    So in the begining the 30 yrd sprint would be a better indicator of improvement in speed. As your athletes develop the special strength (explosive power) than the 20 and 10 yard sprints could be tested.

  8. #18
    Meters or yards however you want to slice it is the same physical qualities 0-10 10-20 20-30 that enhance the speed in those zones.

    The fact that you said you have to do what you need to do is exactly what I said.

    I thought it was a given that you will spend time in a work capacity phase or GPP which ever you would like to call it. And so at this time your speed work is emphasized and tested out to 30 yds so you can see an improvement in speed? this is during your work cap phase so why is improving speed out to 30 m be a better indicator, because like you said certain qualities need to be developed before others can be. So how would a 30 yd sprint be a better indicator of improvement in speed if they haven't even developed the qualities for 0-10 and 10-20??

    Again who cares if they are faster to 30yds they will never get there. The game is not won or lost by being the fastest to 30yds and having improved speed to 30yds.
    Testing should not be done to feel better about your program because it is easier to see improvements to 30 yds than to 10. IF you have the strength and qualities to test at 30 then you have enough to test at 10. You did start from 0 yds and ran thru 30, unless you know how do a 30yd run without running the first part of it?
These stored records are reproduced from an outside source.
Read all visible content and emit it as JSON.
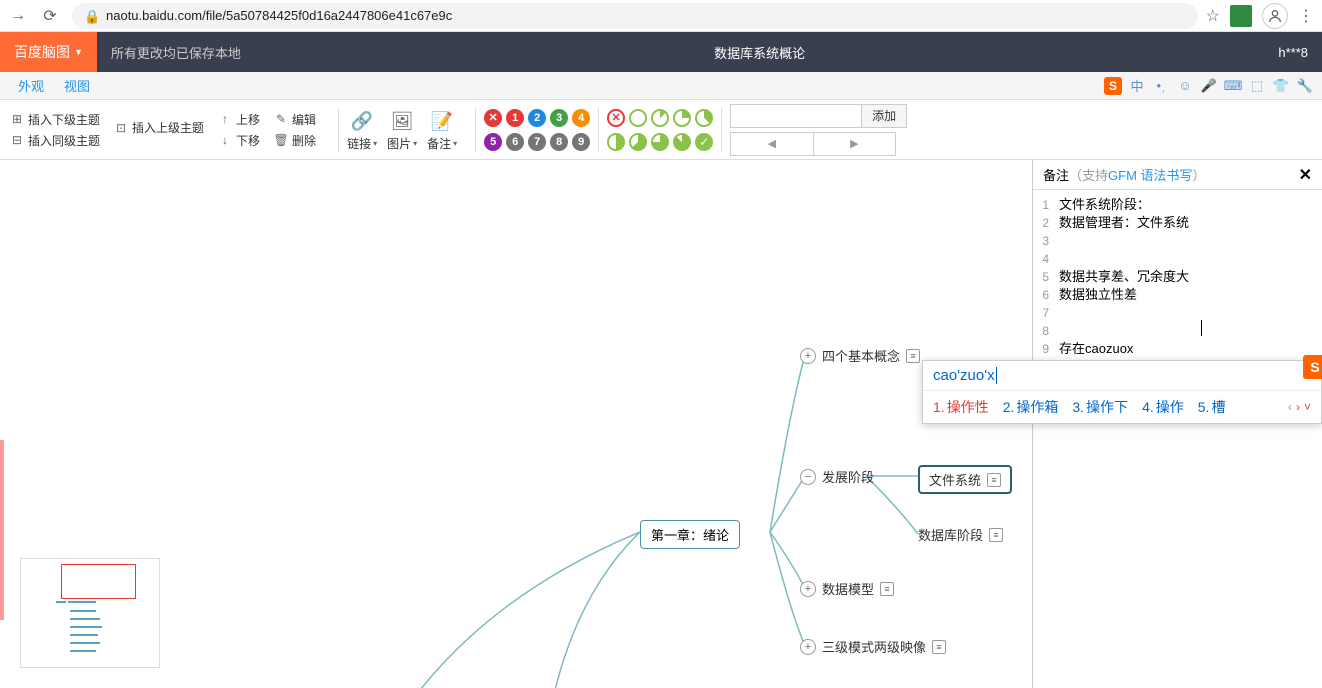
{
  "browser": {
    "url": "naotu.baidu.com/file/5a50784425f0d16a2447806e41c67e9c"
  },
  "header": {
    "logo": "百度脑图",
    "save_status": "所有更改均已保存本地",
    "title": "数据库系统概论",
    "user": "h***8"
  },
  "menubar": {
    "appearance": "外观",
    "view": "视图"
  },
  "toolbar": {
    "insert_child": "插入下级主题",
    "insert_parent": "插入上级主题",
    "insert_sibling": "插入同级主题",
    "move_up": "上移",
    "move_down": "下移",
    "edit": "编辑",
    "delete": "删除",
    "link": "链接",
    "image": "图片",
    "note": "备注",
    "add": "添加"
  },
  "mindmap": {
    "root": "第一章：绪论",
    "n1": "四个基本概念",
    "n2": "发展阶段",
    "n2a": "文件系统",
    "n2b": "数据库阶段",
    "n3": "数据模型",
    "n4": "三级模式两级映像"
  },
  "notes": {
    "title": "备注",
    "hint_pre": "（支持 ",
    "hint_link": "GFM 语法书写",
    "hint_post": "）",
    "lines": {
      "l1": "文件系统阶段：",
      "l2": "数据管理者：文件系统",
      "l5": "数据共享差、冗余度大",
      "l6": "数据独立性差",
      "l9": "存在caozuox"
    }
  },
  "ime": {
    "input": "cao'zuo'x",
    "c1": "操作性",
    "c2": "操作箱",
    "c3": "操作下",
    "c4": "操作",
    "c5": "槽"
  },
  "ime_bar": {
    "ch": "中"
  }
}
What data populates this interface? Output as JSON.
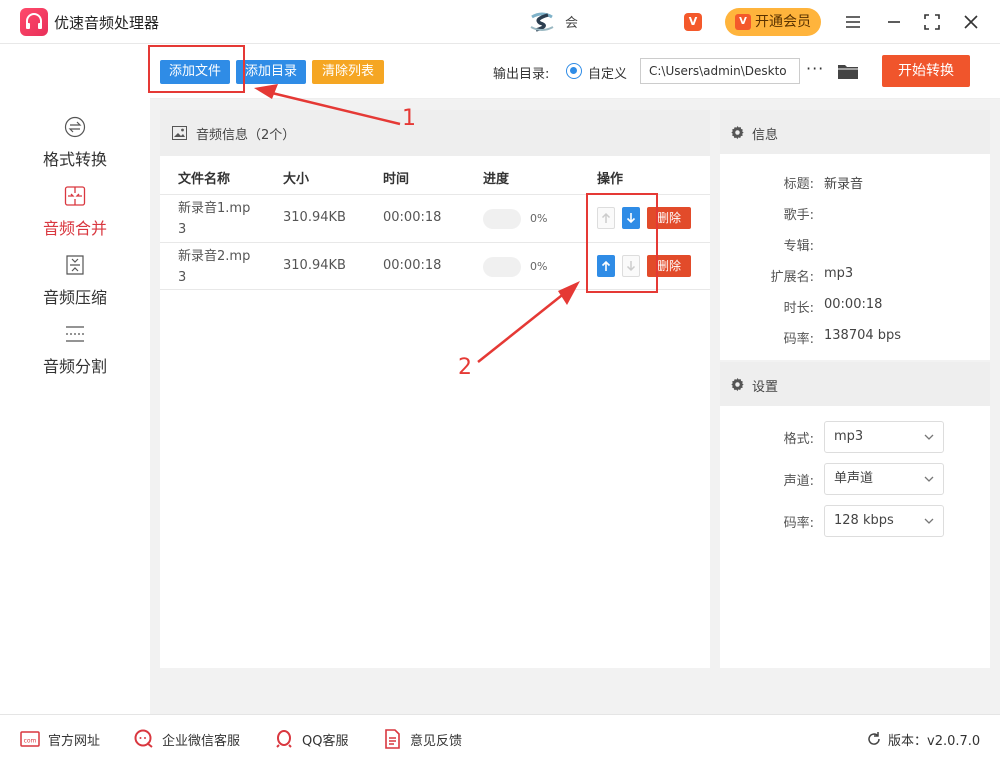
{
  "app": {
    "title": "优速音频处理器",
    "user_name": "会"
  },
  "titlebar": {
    "vip_label": "开通会员",
    "vip_mark": "V",
    "promo_mark": "V"
  },
  "sidebar": {
    "items": [
      {
        "label": "格式转换",
        "icon": "convert-icon",
        "active": false
      },
      {
        "label": "音频合并",
        "icon": "merge-icon",
        "active": true
      },
      {
        "label": "音频压缩",
        "icon": "compress-icon",
        "active": false
      },
      {
        "label": "音频分割",
        "icon": "split-icon",
        "active": false
      }
    ]
  },
  "toolbar": {
    "add_file": "添加文件",
    "add_dir": "添加目录",
    "clear_list": "清除列表",
    "output_label": "输出目录:",
    "custom_label": "自定义",
    "output_path": "C:\\Users\\admin\\Deskto",
    "more": "···",
    "start": "开始转换"
  },
  "audio_list": {
    "title": "音频信息（2个）",
    "columns": {
      "name": "文件名称",
      "size": "大小",
      "time": "时间",
      "progress": "进度",
      "action": "操作"
    },
    "rows": [
      {
        "name": "新录音1.mp3",
        "size": "310.94KB",
        "time": "00:00:18",
        "progress_pct": "0%",
        "progress": 0,
        "up_enabled": false,
        "down_enabled": true,
        "delete": "删除"
      },
      {
        "name": "新录音2.mp3",
        "size": "310.94KB",
        "time": "00:00:18",
        "progress_pct": "0%",
        "progress": 0,
        "up_enabled": true,
        "down_enabled": false,
        "delete": "删除"
      }
    ]
  },
  "info": {
    "title": "信息",
    "fields": [
      {
        "label": "标题:",
        "value": "新录音"
      },
      {
        "label": "歌手:",
        "value": ""
      },
      {
        "label": "专辑:",
        "value": ""
      },
      {
        "label": "扩展名:",
        "value": "mp3"
      },
      {
        "label": "时长:",
        "value": "00:00:18"
      },
      {
        "label": "码率:",
        "value": "138704 bps"
      }
    ]
  },
  "settings": {
    "title": "设置",
    "format": {
      "label": "格式:",
      "value": "mp3"
    },
    "channel": {
      "label": "声道:",
      "value": "单声道"
    },
    "bitrate": {
      "label": "码率:",
      "value": "128 kbps"
    }
  },
  "bottom": {
    "website": "官方网址",
    "wechat": "企业微信客服",
    "qq": "QQ客服",
    "feedback": "意见反馈",
    "version": "版本：v2.0.7.0"
  },
  "annotations": {
    "label_1": "1",
    "label_2": "2"
  },
  "colors": {
    "accent_blue": "#2f8ce6",
    "accent_red": "#e24b2a",
    "start_orange": "#f0552c",
    "clear_orange": "#f5a623",
    "active_nav": "#d9373f"
  }
}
  9. #19
    Quote Originally Posted by nap View Post
    I dont think any one mentioned overkill or wasting time - just gathering factual data that reveals improvement.
    The amount of testing, and the specialized training that someone might use if 30m speed is though of as a primary requirement for the sport, is in itself a waste of time, IMHO. Integrating start and accel training is easy to incorporate, and should be, but testing 10m times accurately enough to be statistically significant, and performing specialized training not specific to the sport, is a waste.

  10. #20
    Quote Originally Posted by nap View Post
    I never talk in meters always yards, the bases are measured in feet.

    It does not matter what you want to do - you have to do what you need to do.

    Special strength (MxS - Max strength) and explosive development (high intensity plyos/ explosive jumps) cannot be developed until general strength (Anitomical adaptation / accumulation weights(hypertrophy) are in place.

    So in the begining the 30 yrd sprint would be a better indicator of improvement in speed. As your athletes develop the special strength (explosive power) than the 20 and 10 yard sprints could be tested.

    Doesn't this way of thinking go against the concept of vertical integration?

    Special strength and explosive strength CAN'T be developed until accumulation weights are in place? So the athlete that hasn't spent any time in the weightroom yet jumps 34" or runs 4.4 for the 40 doesn't have explosive strength?

Posting Permissions

  • You may not post new threads
  • You may not post replies
  • You may not post attachments
  • You may not edit your posts
  •